By Darryl G. Smart
All Langton Minor Hockey Association president Kendell Zajac is looking for, is a conversation.
The only thing Langton Royals general manager and head coach Jason DoPaco is looking for is an answer to when he has home ice.
Every parent involved in Simcoe Minor Hockey Association is wondering if they will have to drive to a different town all season long because currently there is no ice in Norfolk County’s largest centre.
“I’ve completely lost hope in our council and the higher ups in this county,” Zajac said. “In February they promised us a town hall meeting, All we want is to have conversations with them about how we can make it all work. Everyone in the community has met. We have ideas, but that open house in February is the only time they’ve given us the time of day.”
Almost seven months later, the fate of their arena could be in the hands of council on Tuesday night.
While Norfolk CAO Jason Burgess will deliver an update on the present state of arenas, Coun. Kim Huffman is hoping to buy more time for local arenas with her motion to tweak the current Arena Request for Operators Process.
If her motion is defeated, council could be forced to choose another arena for closure.
Marty Kowlasky is one of those concerned in Simcoe. He began an online petition to raise awareness of the dire situation.
“We also ask that council and staff initiate some meaningful discussions with the community before finalizing plans to re-purpose the Rec Centre ice pad,” Kowalsky said in his petition. “All options may not have been discussed and this council claimed to want to be more transparent and willing to work with the community. Let’s not begin to tear apart our community without seeking out and considering all options.”
Back in Langton, all Zajac, the rest of minor hockey, as well as volunteers and parents from the Langton Skating Club wanted, was to focus on is the 50th anniversary of the two organizations in the Langton Arena.

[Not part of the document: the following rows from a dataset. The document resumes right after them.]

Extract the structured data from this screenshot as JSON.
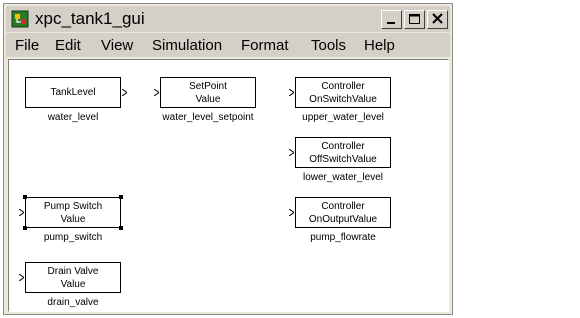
{
  "window": {
    "title": "xpc_tank1_gui",
    "minimize_label": "_",
    "maximize_label": "□",
    "close_label": "✕"
  },
  "menu": [
    "File",
    "Edit",
    "View",
    "Simulation",
    "Format",
    "Tools",
    "Help"
  ],
  "blocks": [
    {
      "line1": "TankLevel",
      "line2": "",
      "label": "water_level"
    },
    {
      "line1": "SetPoint",
      "line2": "Value",
      "label": "water_level_setpoint"
    },
    {
      "line1": "Controller",
      "line2": "OnSwitchValue",
      "label": "upper_water_level"
    },
    {
      "line1": "Controller",
      "line2": "OffSwitchValue",
      "label": "lower_water_level"
    },
    {
      "line1": "Pump Switch",
      "line2": "Value",
      "label": "pump_switch"
    },
    {
      "line1": "Controller",
      "line2": "OnOutputValue",
      "label": "pump_flowrate"
    },
    {
      "line1": "Drain Valve",
      "line2": "Value",
      "label": "drain_valve"
    }
  ]
}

“We were all looking forward to it,” Zajac said. “It’s a big deal in our community and we want to show that off to everyone. We have a lot of question marks still. Hopefully those questions could get answered one day.”
During the August 17 council meeting, where ice user groups were shut out by council in their attempt to bring ice back to the Simcoe Recreation Centre, there were two very different looks at usage numbers.
Norfolk Minor Hockey’s Gord Malo and Marty Jefferson presented a statistical ice analysis, that Smart Sports Podcast earlier reported on.
Those numbers didn’t seem to add up to those that Burgess brought to the table during his presentation. Numbers that nobody in the audience, or council knew about prior to the presentation. During his presentation, Burgess compared Norfolk County to large centres like Pickering, St. Catharines, Halton Hills and Burlington.
To many, these numbers add up to one thing.
“I think this is the groundwork for user hours to close an arena,” Zajac said. “Everyone feels that here. All of us would like to talk to our council members because we have ideas.”
Despite the uncertainty, Burgess concluded in his letter, “We will evaluate the opening up of additional arenas later this month once the user groups are more solid on the number of participants and the type of programming the user groups will be doing so.”
All user groups want is ice time now. And with only three arenas running ice in Norfolk, a bottleneck effect will take place.
“We are looking at ice slots from 4pm to 11pm,” Zajac said. “That’s six hours of ice. Take two away for cleaning. How on earth is this going to work with three arenas? The just doesn’t make sense. Each team gets two hours. How is that even possible? It’s unrealistic.
“They’re asking us to send in time so they can fit us in Delhi, Dover or Waterford. That’s impossible,” Zajac added. “If people find out they have to go to Waterford, will parents drive their kids that far? All of the groups have asked more time. The (Norfolk) HERicanes have asked for extra time every year. This has been an ongoing issue.”